Please give the listing again in full, leaving out its images.

Source material –
┌────────

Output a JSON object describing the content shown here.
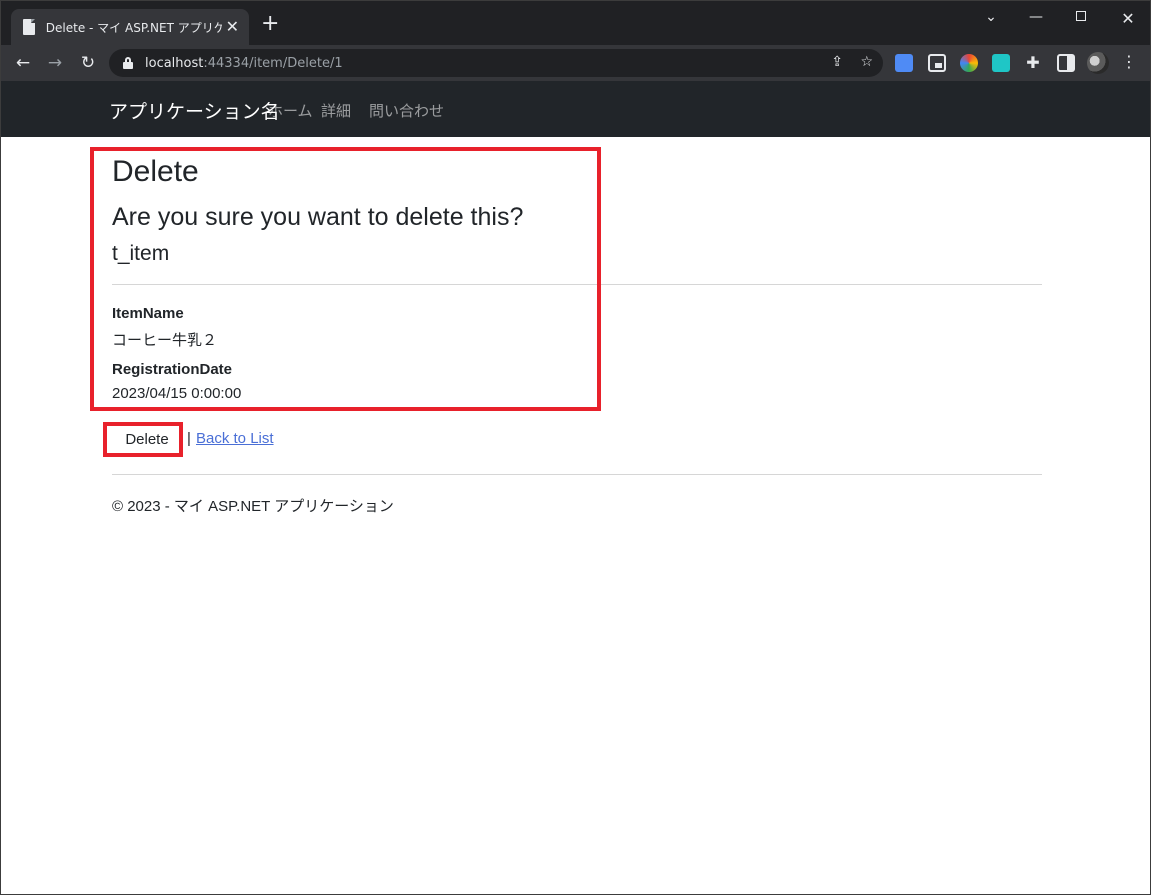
{
  "browser": {
    "tab_title": "Delete - マイ ASP.NET アプリケーショ",
    "tab_close_glyph": "✕",
    "new_tab_glyph": "+",
    "url_host": "localhost",
    "url_rest": ":44334/item/Delete/1",
    "icons": {
      "back": "arrow-left-icon",
      "forward": "arrow-right-icon",
      "reload": "reload-icon",
      "share": "share-icon",
      "star": "bookmark-star-icon",
      "extensions": "puzzle-icon",
      "menu": "kebab-menu-icon"
    },
    "colors": {
      "tabstrip": "#202124",
      "toolbar": "#35363a",
      "omnibox": "#202124"
    }
  },
  "app": {
    "brand": "アプリケーション名",
    "nav": [
      "ホーム",
      "詳細",
      "問い合わせ"
    ],
    "navbar_color": "#212529"
  },
  "page": {
    "title": "Delete",
    "confirm": "Are you sure you want to delete this?",
    "entity": "t_item",
    "fields": [
      {
        "label": "ItemName",
        "value": "コーヒー牛乳２"
      },
      {
        "label": "RegistrationDate",
        "value": "2023/04/15 0:00:00"
      }
    ],
    "delete_button": "Delete",
    "separator": "|",
    "back_link": "Back to List",
    "footer": "© 2023 - マイ ASP.NET アプリケーション"
  },
  "annotation_color": "#e8212b"
}
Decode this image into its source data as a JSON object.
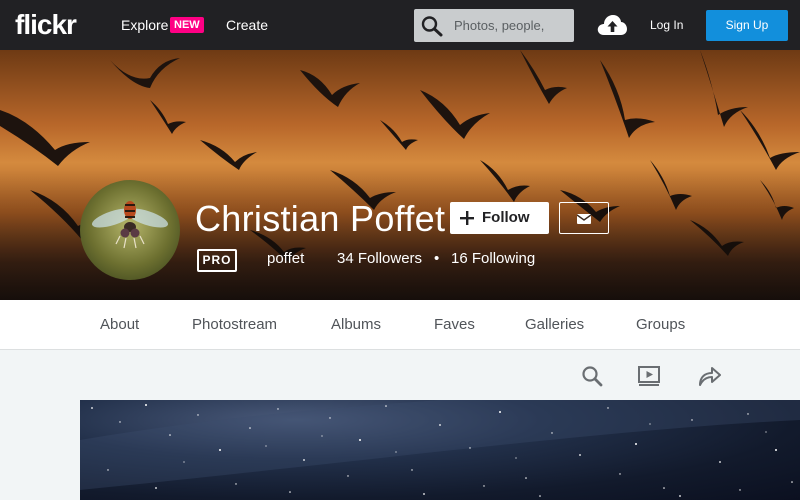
{
  "header": {
    "logo": "flickr",
    "explore_label": "Explore",
    "new_badge": "NEW",
    "create_label": "Create",
    "search_placeholder": "Photos, people,",
    "login_label": "Log In",
    "signup_label": "Sign Up",
    "icons": {
      "search": "search-icon",
      "upload": "cloud-upload-icon"
    },
    "colors": {
      "bar": "#212124",
      "new_badge": "#ff0084",
      "signup": "#128fdc"
    }
  },
  "profile": {
    "name": "Christian Poffet",
    "follow_label": "Follow",
    "pro_label": "PRO",
    "username": "poffet",
    "followers": "34 Followers",
    "separator": "•",
    "following": "16 Following",
    "icons": {
      "follow": "plus-icon",
      "message": "mail-icon"
    }
  },
  "subnav": {
    "items": [
      {
        "label": "About"
      },
      {
        "label": "Photostream"
      },
      {
        "label": "Albums"
      },
      {
        "label": "Faves"
      },
      {
        "label": "Galleries"
      },
      {
        "label": "Groups"
      }
    ]
  },
  "toolbar": {
    "icons": [
      "search-icon",
      "slideshow-icon",
      "share-icon"
    ]
  }
}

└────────

Output below –
Output a JSON object describing the content shown here.
{
  "browser": {
    "tab_title": "Delete - マイ ASP.NET アプリケーショ",
    "tab_close_glyph": "✕",
    "new_tab_glyph": "+",
    "url_host": "localhost",
    "url_rest": ":44334/item/Delete/1",
    "icons": {
      "back": "arrow-left-icon",
      "forward": "arrow-right-icon",
      "reload": "reload-icon",
      "share": "share-icon",
      "star": "bookmark-star-icon",
      "extensions": "puzzle-icon",
      "menu": "kebab-menu-icon"
    },
    "colors": {
      "tabstrip": "#202124",
      "toolbar": "#35363a",
      "omnibox": "#202124"
    }
  },
  "app": {
    "brand": "アプリケーション名",
    "nav": [
      "ホーム",
      "詳細",
      "問い合わせ"
    ],
    "navbar_color": "#212529"
  },
  "page": {
    "title": "Delete",
    "confirm": "Are you sure you want to delete this?",
    "entity": "t_item",
    "fields": [
      {
        "label": "ItemName",
        "value": "コーヒー牛乳２"
      },
      {
        "label": "RegistrationDate",
        "value": "2023/04/15 0:00:00"
      }
    ],
    "delete_button": "Delete",
    "separator": "|",
    "back_link": "Back to List",
    "footer": "© 2023 - マイ ASP.NET アプリケーション"
  },
  "annotation_color": "#e8212b"
}
Decode this image into its source data as a JSON object.
{
  "header": {
    "logo": "flickr",
    "explore_label": "Explore",
    "new_badge": "NEW",
    "create_label": "Create",
    "search_placeholder": "Photos, people,",
    "login_label": "Log In",
    "signup_label": "Sign Up",
    "icons": {
      "search": "search-icon",
      "upload": "cloud-upload-icon"
    },
    "colors": {
      "bar": "#212124",
      "new_badge": "#ff0084",
      "signup": "#128fdc"
    }
  },
  "profile": {
    "name": "Christian Poffet",
    "follow_label": "Follow",
    "pro_label": "PRO",
    "username": "poffet",
    "followers": "34 Followers",
    "separator": "•",
    "following": "16 Following",
    "icons": {
      "follow": "plus-icon",
      "message": "mail-icon"
    }
  },
  "subnav": {
    "items": [
      {
        "label": "About"
      },
      {
        "label": "Photostream"
      },
      {
        "label": "Albums"
      },
      {
        "label": "Faves"
      },
      {
        "label": "Galleries"
      },
      {
        "label": "Groups"
      }
    ]
  },
  "toolbar": {
    "icons": [
      "search-icon",
      "slideshow-icon",
      "share-icon"
    ]
  }
}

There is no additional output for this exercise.